- Data about app and page elements
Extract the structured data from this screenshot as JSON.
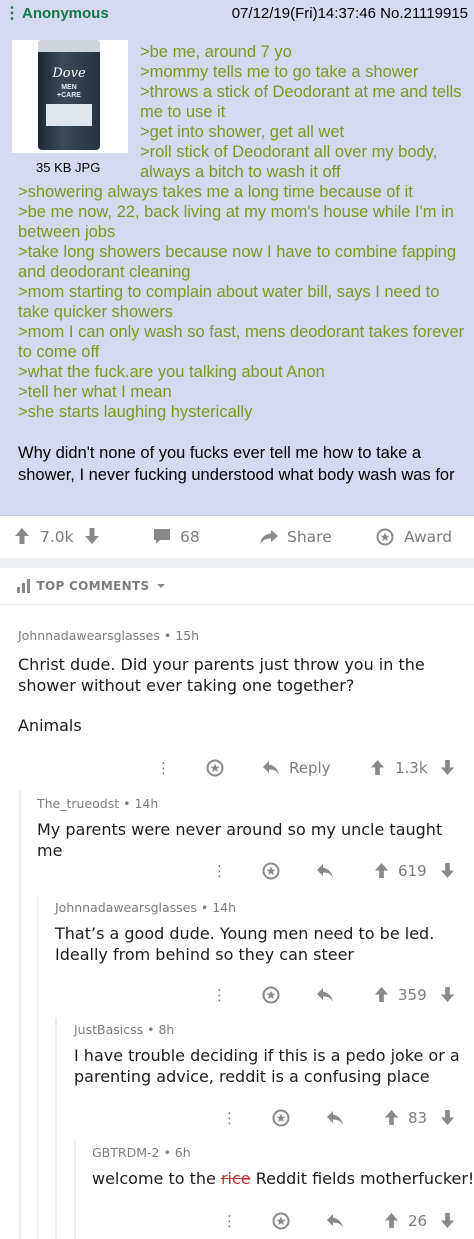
{
  "post": {
    "dots": "⋮",
    "name": "Anonymous",
    "meta": "07/12/19(Fri)14:37:46 No.21119915",
    "file_info": "35 KB JPG",
    "image": {
      "logo": "Dove",
      "line1": "MEN",
      "line2": "+CARE"
    },
    "greentext_top": [
      ">be me, around 7 yo",
      ">mommy tells me to go take a shower",
      ">throws a stick of Deodorant at me and tells me to use it",
      ">get into shower, get all wet",
      ">roll stick of Deodorant all over my body, always a bitch to wash it off"
    ],
    "greentext_bottom": [
      ">showering always takes me a long time because of it",
      ">be me now, 22, back living at my mom's house while I'm in between jobs",
      ">take long showers because now I have to combine fapping and deodorant cleaning",
      ">mom starting to complain about water bill, says I need to take quicker showers",
      ">mom I can only wash so fast, mens deodorant takes forever to come off",
      ">what the fuck.are you talking about Anon",
      ">tell her what I mean",
      ">she starts laughing hysterically"
    ],
    "closing": "Why didn't none of you fucks ever tell me how to take a shower, I never fucking understood what body wash was for"
  },
  "actions": {
    "votes": "7.0k",
    "comments": "68",
    "share": "Share",
    "award": "Award"
  },
  "top_comments_label": "TOP COMMENTS",
  "comments": [
    {
      "author": "Johnnadawearsglasses",
      "age": "15h",
      "body": [
        "Christ dude. Did your parents just throw you in the shower without ever taking one together?",
        "",
        "Animals"
      ],
      "reply": "Reply",
      "votes": "1.3k"
    },
    {
      "author": "The_trueodst",
      "age": "14h",
      "body": [
        "My parents were never around so my uncle taught me"
      ],
      "votes": "619"
    },
    {
      "author": "Johnnadawearsglasses",
      "age": "14h",
      "body": [
        "That’s a good dude. Young men need to be led. Ideally from behind so they can steer"
      ],
      "votes": "359"
    },
    {
      "author": "JustBasicss",
      "age": "8h",
      "body": [
        "I have trouble deciding if this is a pedo joke or a parenting advice, reddit is a confusing place"
      ],
      "votes": "83"
    },
    {
      "author": "GBTRDM-2",
      "age": "6h",
      "body_pre": "welcome to the ",
      "body_strike": "rice",
      "body_post": " Reddit fields motherfucker!",
      "votes": "26"
    }
  ],
  "colors": {
    "post_bg": "#d6daf0",
    "greentext": "#789922",
    "name_green": "#117743",
    "reddit_gray": "#7c7c7c"
  },
  "icons": [
    "more-icon",
    "upvote-icon",
    "downvote-icon",
    "comment-icon",
    "share-icon",
    "award-icon",
    "sort-icon",
    "chevron-down-icon",
    "reply-icon"
  ]
}
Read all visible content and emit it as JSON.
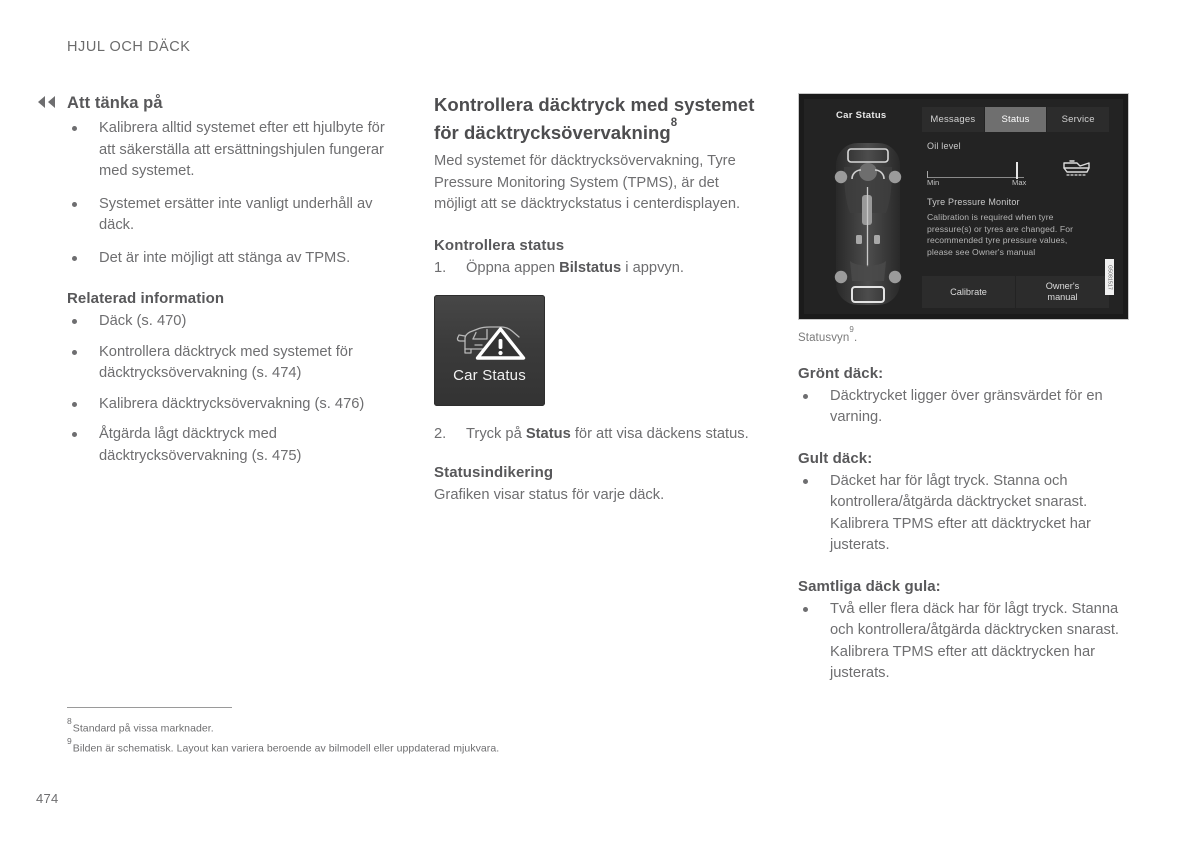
{
  "running_head": "HJUL OCH DÄCK",
  "page_number": "474",
  "nav": {
    "back_icon": "double-chevron-left-icon"
  },
  "left_column": {
    "heading": "Att tänka på",
    "bullets": [
      "Kalibrera alltid systemet efter ett hjulbyte för att säkerställa att ersättningshjulen fungerar med systemet.",
      "Systemet ersätter inte vanligt underhåll av däck.",
      "Det är inte möjligt att stänga av TPMS."
    ],
    "related_heading": "Relaterad information",
    "related_links": [
      "Däck (s. 470)",
      "Kontrollera däcktryck med systemet för däcktrycksövervakning (s. 474)",
      "Kalibrera däcktrycksövervakning (s. 476)",
      "Åtgärda lågt däcktryck med däcktrycksövervakning (s. 475)"
    ]
  },
  "middle_column": {
    "title": "Kontrollera däcktryck med systemet för däcktrycksövervakning",
    "title_footnote": "8",
    "intro": "Med systemet för däcktrycksövervakning, Tyre Pressure Monitoring System (TPMS), är det möjligt att se däcktryckstatus i centerdisplayen.",
    "status_heading": "Kontrollera status",
    "step1": {
      "num": "1.",
      "pre": "Öppna appen ",
      "bold": "Bilstatus",
      "post": " i appvyn."
    },
    "app_tile": {
      "label": "Car Status",
      "icon": "car-warning-icon"
    },
    "step2": {
      "num": "2.",
      "pre": "Tryck på ",
      "bold": "Status",
      "post": " för att visa däckens status."
    },
    "indication_heading": "Statusindikering",
    "indication_text": "Grafiken visar status för varje däck."
  },
  "right_column": {
    "screen": {
      "title": "Car Status",
      "tabs": [
        {
          "label": "Messages",
          "active": false
        },
        {
          "label": "Status",
          "active": true
        },
        {
          "label": "Service",
          "active": false
        }
      ],
      "oil_level_label": "Oil level",
      "gauge_min": "Min",
      "gauge_max": "Max",
      "oil_can_icon": "oil-can-icon",
      "car_graphic_icon": "car-top-view-icon",
      "tpm_label": "Tyre Pressure Monitor",
      "tpm_text": "Calibration is required when tyre pressure(s) or tyres are changed. For recommended tyre pressure values, please see Owner's manual",
      "buttons": [
        "Calibrate",
        "Owner's\nmanual"
      ],
      "figure_code": "G5081517"
    },
    "caption": "Statusvyn",
    "caption_footnote": "9",
    "caption_suffix": ".",
    "green_heading": "Grönt däck:",
    "green_bullets": [
      "Däcktrycket ligger över gränsvärdet för en varning."
    ],
    "yellow_heading": "Gult däck:",
    "yellow_bullets": [
      "Däcket har för lågt tryck. Stanna och kontrollera/åtgärda däcktrycket snarast. Kalibrera TPMS efter att däcktrycket har justerats."
    ],
    "all_yellow_heading": "Samtliga däck gula:",
    "all_yellow_bullets": [
      "Två eller flera däck har för lågt tryck. Stanna och kontrollera/åtgärda däcktrycken snarast. Kalibrera TPMS efter att däcktrycken har justerats."
    ]
  },
  "footnotes": [
    {
      "marker": "8",
      "text": "Standard på vissa marknader."
    },
    {
      "marker": "9",
      "text": "Bilden är schematisk. Layout kan variera beroende av bilmodell eller uppdaterad mjukvara."
    }
  ],
  "colors": {
    "text": "#6e6e70",
    "heading": "#58585a",
    "screen_bg": "#232323",
    "tab_active": "#6f6f6f"
  }
}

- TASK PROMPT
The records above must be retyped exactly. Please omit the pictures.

- OUTPUT BELOW
Extract the structured data from this screenshot as JSON.
{
  "post": {
    "dots": "⋮",
    "name": "Anonymous",
    "meta": "07/12/19(Fri)14:37:46 No.21119915",
    "file_info": "35 KB JPG",
    "image": {
      "logo": "Dove",
      "line1": "MEN",
      "line2": "+CARE"
    },
    "greentext_top": [
      ">be me, around 7 yo",
      ">mommy tells me to go take a shower",
      ">throws a stick of Deodorant at me and tells me to use it",
      ">get into shower, get all wet",
      ">roll stick of Deodorant all over my body, always a bitch to wash it off"
    ],
    "greentext_bottom": [
      ">showering always takes me a long time because of it",
      ">be me now, 22, back living at my mom's house while I'm in between jobs",
      ">take long showers because now I have to combine fapping and deodorant cleaning",
      ">mom starting to complain about water bill, says I need to take quicker showers",
      ">mom I can only wash so fast, mens deodorant takes forever to come off",
      ">what the fuck.are you talking about Anon",
      ">tell her what I mean",
      ">she starts laughing hysterically"
    ],
    "closing": "Why didn't none of you fucks ever tell me how to take a shower, I never fucking understood what body wash was for"
  },
  "actions": {
    "votes": "7.0k",
    "comments": "68",
    "share": "Share",
    "award": "Award"
  },
  "top_comments_label": "TOP COMMENTS",
  "comments": [
    {
      "author": "Johnnadawearsglasses",
      "age": "15h",
      "body": [
        "Christ dude. Did your parents just throw you in the shower without ever taking one together?",
        "",
        "Animals"
      ],
      "reply": "Reply",
      "votes": "1.3k"
    },
    {
      "author": "The_trueodst",
      "age": "14h",
      "body": [
        "My parents were never around so my uncle taught me"
      ],
      "votes": "619"
    },
    {
      "author": "Johnnadawearsglasses",
      "age": "14h",
      "body": [
        "That’s a good dude. Young men need to be led. Ideally from behind so they can steer"
      ],
      "votes": "359"
    },
    {
      "author": "JustBasicss",
      "age": "8h",
      "body": [
        "I have trouble deciding if this is a pedo joke or a parenting advice, reddit is a confusing place"
      ],
      "votes": "83"
    },
    {
      "author": "GBTRDM-2",
      "age": "6h",
      "body_pre": "welcome to the ",
      "body_strike": "rice",
      "body_post": " Reddit fields motherfucker!",
      "votes": "26"
    }
  ],
  "colors": {
    "post_bg": "#d6daf0",
    "greentext": "#789922",
    "name_green": "#117743",
    "reddit_gray": "#7c7c7c"
  },
  "icons": [
    "more-icon",
    "upvote-icon",
    "downvote-icon",
    "comment-icon",
    "share-icon",
    "award-icon",
    "sort-icon",
    "chevron-down-icon",
    "reply-icon"
  ]
}
Read all visible content and emit it as JSON.
{
  "running_head": "HJUL OCH DÄCK",
  "page_number": "474",
  "nav": {
    "back_icon": "double-chevron-left-icon"
  },
  "left_column": {
    "heading": "Att tänka på",
    "bullets": [
      "Kalibrera alltid systemet efter ett hjulbyte för att säkerställa att ersättningshjulen fungerar med systemet.",
      "Systemet ersätter inte vanligt underhåll av däck.",
      "Det är inte möjligt att stänga av TPMS."
    ],
    "related_heading": "Relaterad information",
    "related_links": [
      "Däck (s. 470)",
      "Kontrollera däcktryck med systemet för däcktrycksövervakning (s. 474)",
      "Kalibrera däcktrycksövervakning (s. 476)",
      "Åtgärda lågt däcktryck med däcktrycksövervakning (s. 475)"
    ]
  },
  "middle_column": {
    "title": "Kontrollera däcktryck med systemet för däcktrycksövervakning",
    "title_footnote": "8",
    "intro": "Med systemet för däcktrycksövervakning, Tyre Pressure Monitoring System (TPMS), är det möjligt att se däcktryckstatus i centerdisplayen.",
    "status_heading": "Kontrollera status",
    "step1": {
      "num": "1.",
      "pre": "Öppna appen ",
      "bold": "Bilstatus",
      "post": " i appvyn."
    },
    "app_tile": {
      "label": "Car Status",
      "icon": "car-warning-icon"
    },
    "step2": {
      "num": "2.",
      "pre": "Tryck på ",
      "bold": "Status",
      "post": " för att visa däckens status."
    },
    "indication_heading": "Statusindikering",
    "indication_text": "Grafiken visar status för varje däck."
  },
  "right_column": {
    "screen": {
      "title": "Car Status",
      "tabs": [
        {
          "label": "Messages",
          "active": false
        },
        {
          "label": "Status",
          "active": true
        },
        {
          "label": "Service",
          "active": false
        }
      ],
      "oil_level_label": "Oil level",
      "gauge_min": "Min",
      "gauge_max": "Max",
      "oil_can_icon": "oil-can-icon",
      "car_graphic_icon": "car-top-view-icon",
      "tpm_label": "Tyre Pressure Monitor",
      "tpm_text": "Calibration is required when tyre pressure(s) or tyres are changed. For recommended tyre pressure values, please see Owner's manual",
      "buttons": [
        "Calibrate",
        "Owner's\nmanual"
      ],
      "figure_code": "G5081517"
    },
    "caption": "Statusvyn",
    "caption_footnote": "9",
    "caption_suffix": ".",
    "green_heading": "Grönt däck:",
    "green_bullets": [
      "Däcktrycket ligger över gränsvärdet för en varning."
    ],
    "yellow_heading": "Gult däck:",
    "yellow_bullets": [
      "Däcket har för lågt tryck. Stanna och kontrollera/åtgärda däcktrycket snarast. Kalibrera TPMS efter att däcktrycket har justerats."
    ],
    "all_yellow_heading": "Samtliga däck gula:",
    "all_yellow_bullets": [
      "Två eller flera däck har för lågt tryck. Stanna och kontrollera/åtgärda däcktrycken snarast. Kalibrera TPMS efter att däcktrycken har justerats."
    ]
  },
  "footnotes": [
    {
      "marker": "8",
      "text": "Standard på vissa marknader."
    },
    {
      "marker": "9",
      "text": "Bilden är schematisk. Layout kan variera beroende av bilmodell eller uppdaterad mjukvara."
    }
  ],
  "colors": {
    "text": "#6e6e70",
    "heading": "#58585a",
    "screen_bg": "#232323",
    "tab_active": "#6f6f6f"
  }
}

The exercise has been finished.